Items listed in a dataset
>>
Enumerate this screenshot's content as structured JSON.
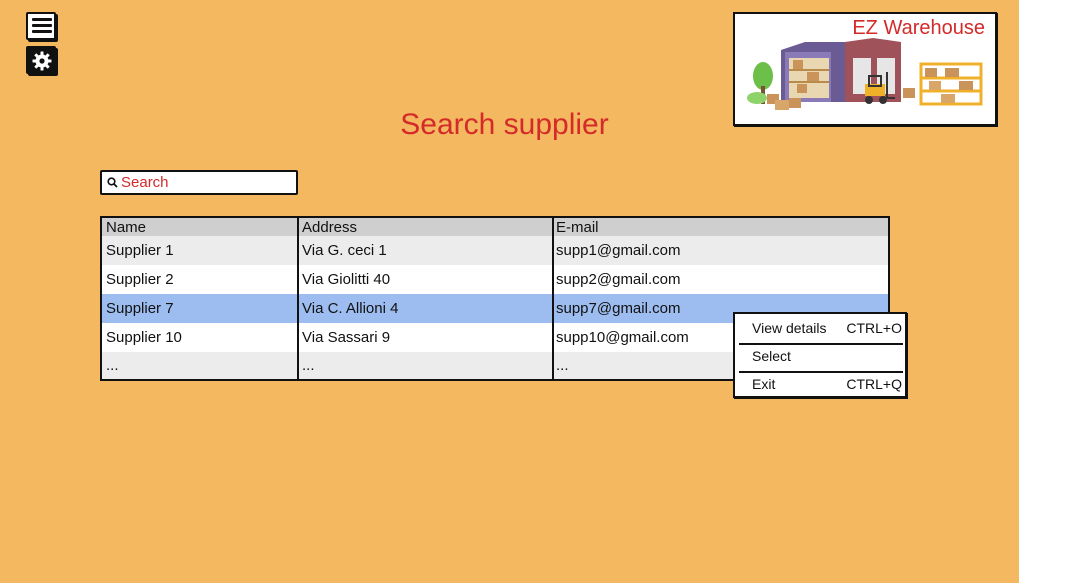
{
  "app": {
    "logo_text": "EZ Warehouse",
    "page_title": "Search supplier",
    "colors": {
      "background": "#f4b860",
      "accent": "#d42a2a",
      "selected_row": "#9dbdf0",
      "header_row": "#cfcfcf",
      "alt_row": "#ececec"
    }
  },
  "toolbar": {
    "menu_icon": "hamburger-menu-icon",
    "settings_icon": "gear-icon"
  },
  "search": {
    "placeholder": "Search",
    "value": ""
  },
  "table": {
    "columns": [
      "Name",
      "Address",
      "E-mail"
    ],
    "rows": [
      {
        "name": "Supplier 1",
        "address": "Via G. ceci 1",
        "email": "supp1@gmail.com",
        "selected": false
      },
      {
        "name": "Supplier 2",
        "address": "Via Giolitti 40",
        "email": "supp2@gmail.com",
        "selected": false
      },
      {
        "name": "Supplier 7",
        "address": "Via C. Allioni 4",
        "email": "supp7@gmail.com",
        "selected": true
      },
      {
        "name": "Supplier 10",
        "address": "Via Sassari 9",
        "email": "supp10@gmail.com",
        "selected": false
      },
      {
        "name": "...",
        "address": "...",
        "email": "...",
        "selected": false
      }
    ]
  },
  "context_menu": {
    "items": [
      {
        "label": "View details",
        "shortcut": "CTRL+O"
      },
      {
        "label": "Select",
        "shortcut": ""
      },
      {
        "label": "Exit",
        "shortcut": "CTRL+Q"
      }
    ]
  }
}
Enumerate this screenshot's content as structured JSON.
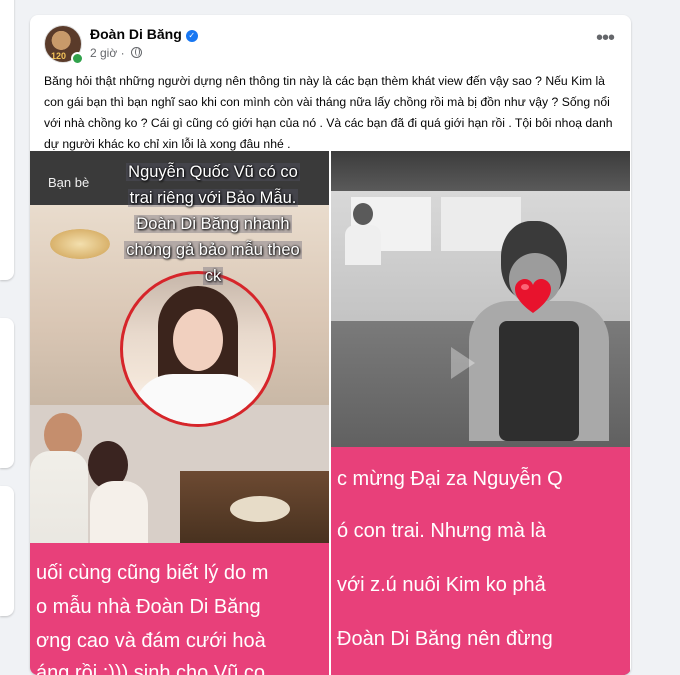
{
  "post": {
    "author": "Đoàn Di Băng",
    "avatar_badge": "120",
    "time": "2 giờ",
    "separator": "·",
    "text": "Băng hỏi thật những người dựng nên thông tin này là các bạn thèm khát view đến vậy sao ? Nếu Kim là con gái bạn thì bạn nghĩ sao khi con mình còn vài tháng nữa lấy chồng rồi mà bị đồn như vậy ? Sống nổi với nhà chồng ko ? Cái gì cũng có giới hạn của nó . Và các bạn đã đi quá giới hạn rồi . Tội bôi nhoạ danh dự người khác ko chỉ xin lỗi là xong đâu nhé .",
    "more_icon": "more-horizontal-icon",
    "verified_icon": "verified-badge-icon",
    "audience_icon": "globe-icon"
  },
  "media": {
    "left": {
      "tab": "Bạn bè",
      "overlay": [
        "Nguyễn Quốc Vũ có co",
        "trai riêng với Bảo Mẫu.",
        "Đoàn Di Băng nhanh",
        "chóng gả bảo mẫu theo",
        "ck"
      ],
      "caption": [
        "uối cùng cũng biết lý do m",
        "o mẫu nhà Đoàn Di Băng",
        "ơng cao và đám cưới hoà",
        "áng rồi :))) sinh cho Vũ co"
      ]
    },
    "right": {
      "caption": [
        "c mừng Đại za Nguyễn Q",
        "ó con trai. Nhưng mà là",
        "với z.ú nuôi Kim ko phả",
        "Đoàn Di Băng nên đừng"
      ],
      "heart_icon": "red-heart-emoji-icon"
    }
  },
  "colors": {
    "pink_band": "#e8407a",
    "facebook_blue": "#1877f2",
    "online_green": "#31a24c"
  }
}
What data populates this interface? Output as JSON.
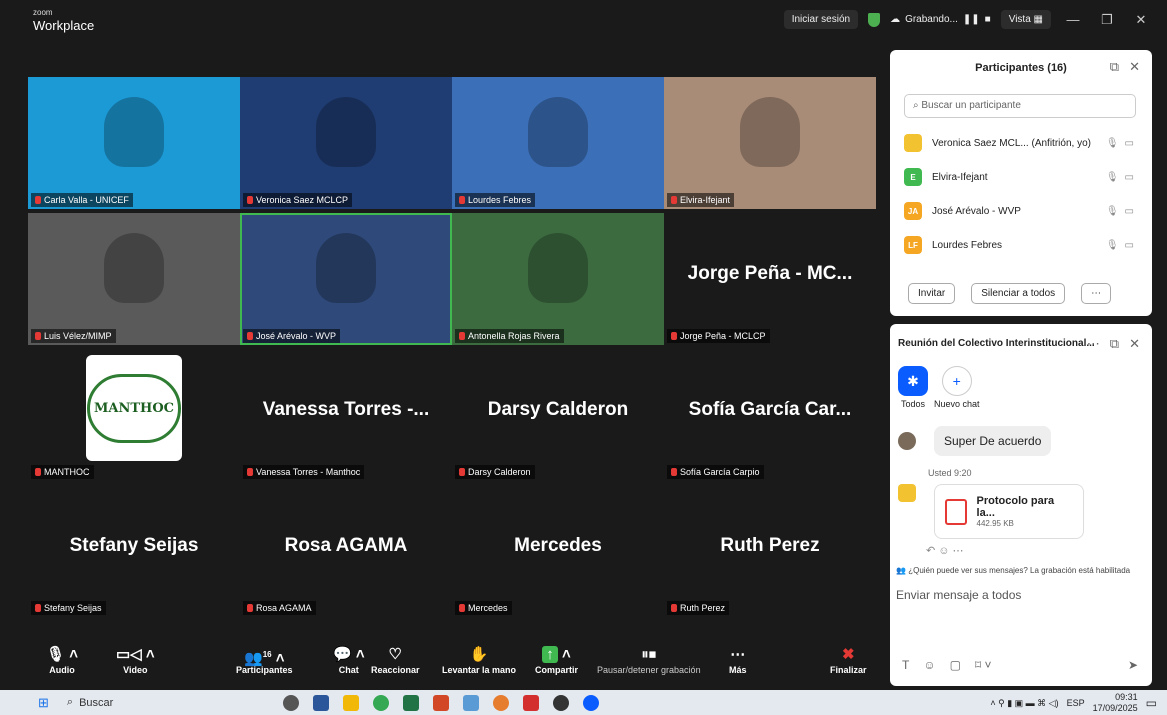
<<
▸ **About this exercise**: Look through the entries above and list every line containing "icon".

▸ **Task result**:
    "menu_icon": "hamburger-menu-icon",
    "settings_icon": "gear-icon"
    "more_icon": "more-horizontal-icon",
    "verified_icon": "verified-badge-icon",
    "audience_icon": "globe-icon"
      "heart_icon": "red-heart-emoji-icon"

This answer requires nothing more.